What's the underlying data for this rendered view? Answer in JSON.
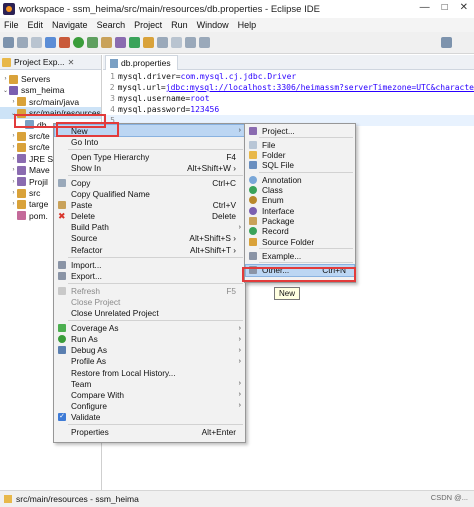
{
  "window": {
    "title": "workspace - ssm_heima/src/main/resources/db.properties - Eclipse IDE",
    "controls": [
      "—",
      "□",
      "✕"
    ]
  },
  "menubar": [
    "File",
    "Edit",
    "Navigate",
    "Search",
    "Project",
    "Run",
    "Window",
    "Help"
  ],
  "project_explorer": {
    "title": "Project Exp...",
    "items": [
      {
        "label": "Servers",
        "level": 0,
        "arrow": "›",
        "color": "#d9a23a"
      },
      {
        "label": "ssm_heima",
        "level": 0,
        "arrow": "⌄",
        "color": "#7b5fb0"
      },
      {
        "label": "src/main/java",
        "level": 1,
        "arrow": "›",
        "color": "#d9a23a"
      },
      {
        "label": "src/main/resources",
        "level": 1,
        "arrow": "⌄",
        "color": "#d9a23a"
      },
      {
        "label": "db.",
        "level": 2,
        "arrow": "",
        "color": "#7aa0c4"
      },
      {
        "label": "src/te",
        "level": 1,
        "arrow": "›",
        "color": "#d9a23a"
      },
      {
        "label": "src/te",
        "level": 1,
        "arrow": "›",
        "color": "#d9a23a"
      },
      {
        "label": "JRE Sy",
        "level": 1,
        "arrow": "›",
        "color": "#8a6bb0"
      },
      {
        "label": "Mave",
        "level": 1,
        "arrow": "›",
        "color": "#8a6bb0"
      },
      {
        "label": "Projil",
        "level": 1,
        "arrow": "›",
        "color": "#8a6bb0"
      },
      {
        "label": "src",
        "level": 1,
        "arrow": "›",
        "color": "#d9a23a"
      },
      {
        "label": "targe",
        "level": 1,
        "arrow": "›",
        "color": "#d9a23a"
      },
      {
        "label": "pom.",
        "level": 1,
        "arrow": "",
        "color": "#c46a9a"
      }
    ]
  },
  "editor": {
    "tab": "db.properties",
    "lines": [
      {
        "n": "1",
        "key": "mysql.driver=",
        "val": "com.mysql.cj.jdbc.Driver"
      },
      {
        "n": "2",
        "key": "mysql.url=",
        "val": "jdbc:mysql://localhost:3306/heimassm?serverTimezone=UTC&characte"
      },
      {
        "n": "3",
        "key": "mysql.username=",
        "val": "root"
      },
      {
        "n": "4",
        "key": "mysql.password=",
        "val": "123456"
      },
      {
        "n": "5",
        "key": "",
        "val": ""
      }
    ]
  },
  "context_menu": [
    {
      "label": "New",
      "arrow": "›",
      "highlight": true
    },
    {
      "label": "Go Into"
    },
    {
      "sep": true
    },
    {
      "label": "Open Type Hierarchy",
      "shortcut": "F4"
    },
    {
      "label": "Show In",
      "shortcut": "Alt+Shift+W ›"
    },
    {
      "sep": true
    },
    {
      "label": "Copy",
      "shortcut": "Ctrl+C",
      "icon": "copy-icon",
      "iconColor": "#9aa9ba"
    },
    {
      "label": "Copy Qualified Name"
    },
    {
      "label": "Paste",
      "shortcut": "Ctrl+V",
      "icon": "paste-icon",
      "iconColor": "#c9a25a"
    },
    {
      "label": "Delete",
      "shortcut": "Delete",
      "icon": "delete-icon",
      "iconColor": "#d9342b"
    },
    {
      "label": "Build Path",
      "arrow": "›"
    },
    {
      "label": "Source",
      "shortcut": "Alt+Shift+S ›"
    },
    {
      "label": "Refactor",
      "shortcut": "Alt+Shift+T ›"
    },
    {
      "sep": true
    },
    {
      "label": "Import...",
      "icon": "import-icon",
      "iconColor": "#8a94a6"
    },
    {
      "label": "Export...",
      "icon": "export-icon",
      "iconColor": "#8a94a6"
    },
    {
      "sep": true
    },
    {
      "label": "Refresh",
      "shortcut": "F5",
      "icon": "refresh-icon",
      "iconColor": "#c9c9c9",
      "disabled": true
    },
    {
      "label": "Close Project",
      "disabled": true
    },
    {
      "label": "Close Unrelated Project"
    },
    {
      "sep": true
    },
    {
      "label": "Coverage As",
      "arrow": "›",
      "icon": "coverage-icon",
      "iconColor": "#4caf50"
    },
    {
      "label": "Run As",
      "arrow": "›",
      "icon": "run-icon",
      "iconColor": "#3a9d3a"
    },
    {
      "label": "Debug As",
      "arrow": "›",
      "icon": "debug-icon",
      "iconColor": "#5a7fb0"
    },
    {
      "label": "Profile As",
      "arrow": "›"
    },
    {
      "label": "Restore from Local History..."
    },
    {
      "label": "Team",
      "arrow": "›"
    },
    {
      "label": "Compare With",
      "arrow": "›"
    },
    {
      "label": "Configure",
      "arrow": "›"
    },
    {
      "label": "Validate",
      "icon": "validate-icon",
      "iconColor": "#3e7bd6"
    },
    {
      "sep": true
    },
    {
      "label": "Properties",
      "shortcut": "Alt+Enter"
    }
  ],
  "submenu": [
    {
      "label": "Project...",
      "icon": "project-icon",
      "iconColor": "#8a6bb0"
    },
    {
      "sep": true
    },
    {
      "label": "File",
      "icon": "file-icon",
      "iconColor": "#b8c6d6"
    },
    {
      "label": "Folder",
      "icon": "folder-icon",
      "iconColor": "#e8b84a"
    },
    {
      "label": "SQL File",
      "icon": "sql-file-icon",
      "iconColor": "#6a8fc0"
    },
    {
      "sep": true
    },
    {
      "label": "Annotation",
      "icon": "annotation-icon",
      "iconColor": "#7aa7d8"
    },
    {
      "label": "Class",
      "icon": "class-icon",
      "iconColor": "#3aa35a"
    },
    {
      "label": "Enum",
      "icon": "enum-icon",
      "iconColor": "#b9892c"
    },
    {
      "label": "Interface",
      "icon": "interface-icon",
      "iconColor": "#7b5fb0"
    },
    {
      "label": "Package",
      "icon": "package-icon",
      "iconColor": "#c9a25a"
    },
    {
      "label": "Record",
      "icon": "record-icon",
      "iconColor": "#3aa35a"
    },
    {
      "label": "Source Folder",
      "icon": "source-folder-icon",
      "iconColor": "#d9a23a"
    },
    {
      "sep": true
    },
    {
      "label": "Example...",
      "icon": "example-icon",
      "iconColor": "#8a94a6"
    },
    {
      "sep": true
    },
    {
      "label": "Other...",
      "shortcut": "Ctrl+N",
      "icon": "other-icon",
      "iconColor": "#8a94a6",
      "highlight": true
    }
  ],
  "tooltip": "New",
  "status": "src/main/resources - ssm_heima",
  "watermark": "CSDN @..."
}
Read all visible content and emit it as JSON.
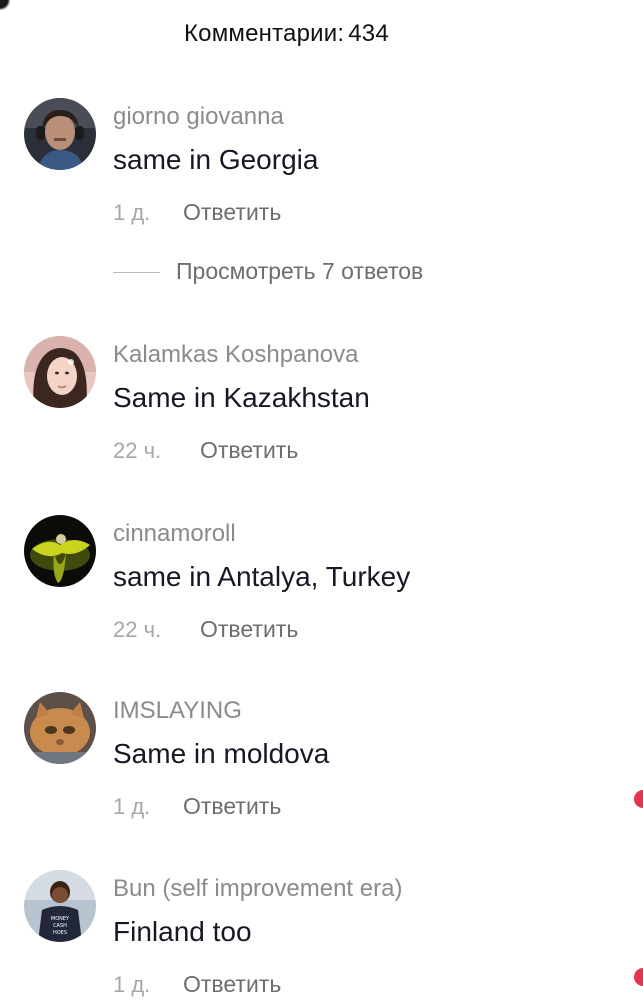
{
  "header": {
    "label": "Комментарии:",
    "count": "434"
  },
  "comments": [
    {
      "username": "giorno giovanna",
      "text": "same in Georgia",
      "time": "1 д.",
      "reply_label": "Ответить",
      "avatar_icon": "avatar-photo-man-headphones",
      "view_replies": "Просмотреть 7 ответов"
    },
    {
      "username": "Kalamkas Koshpanova",
      "text": "Same in Kazakhstan",
      "time": "22 ч.",
      "reply_label": "Ответить",
      "avatar_icon": "avatar-photo-selfie"
    },
    {
      "username": "cinnamoroll",
      "text": "same in Antalya, Turkey",
      "time": "22 ч.",
      "reply_label": "Ответить",
      "avatar_icon": "avatar-photo-dancer"
    },
    {
      "username": "IMSLAYING",
      "text": "Same in moldova",
      "time": "1 д.",
      "reply_label": "Ответить",
      "avatar_icon": "avatar-photo-cat"
    },
    {
      "username": "Bun (self improvement era)",
      "text": "Finland too",
      "time": "1 д.",
      "reply_label": "Ответить",
      "avatar_icon": "avatar-photo-child",
      "avatar_shirt_text": "MONEY CASH HOES"
    }
  ],
  "colors": {
    "username": "#8a8a8f",
    "text": "#161823",
    "meta": "#a6a6ab",
    "reply": "#6d6d72",
    "like_accent": "#fe2c55"
  }
}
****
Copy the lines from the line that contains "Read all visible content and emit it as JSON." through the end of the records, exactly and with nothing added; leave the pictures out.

Read all visible content and emit it as JSON.
{
  "header": {
    "label": "Комментарии:",
    "count": "434"
  },
  "comments": [
    {
      "username": "giorno giovanna",
      "text": "same in Georgia",
      "time": "1 д.",
      "reply_label": "Ответить",
      "avatar_icon": "avatar-photo-man-headphones",
      "view_replies": "Просмотреть 7 ответов"
    },
    {
      "username": "Kalamkas Koshpanova",
      "text": "Same in Kazakhstan",
      "time": "22 ч.",
      "reply_label": "Ответить",
      "avatar_icon": "avatar-photo-selfie"
    },
    {
      "username": "cinnamoroll",
      "text": "same in Antalya, Turkey",
      "time": "22 ч.",
      "reply_label": "Ответить",
      "avatar_icon": "avatar-photo-dancer"
    },
    {
      "username": "IMSLAYING",
      "text": "Same in moldova",
      "time": "1 д.",
      "reply_label": "Ответить",
      "avatar_icon": "avatar-photo-cat"
    },
    {
      "username": "Bun (self improvement era)",
      "text": "Finland too",
      "time": "1 д.",
      "reply_label": "Ответить",
      "avatar_icon": "avatar-photo-child",
      "avatar_shirt_text": "MONEY CASH HOES"
    }
  ],
  "colors": {
    "username": "#8a8a8f",
    "text": "#161823",
    "meta": "#a6a6ab",
    "reply": "#6d6d72",
    "like_accent": "#fe2c55"
  }
}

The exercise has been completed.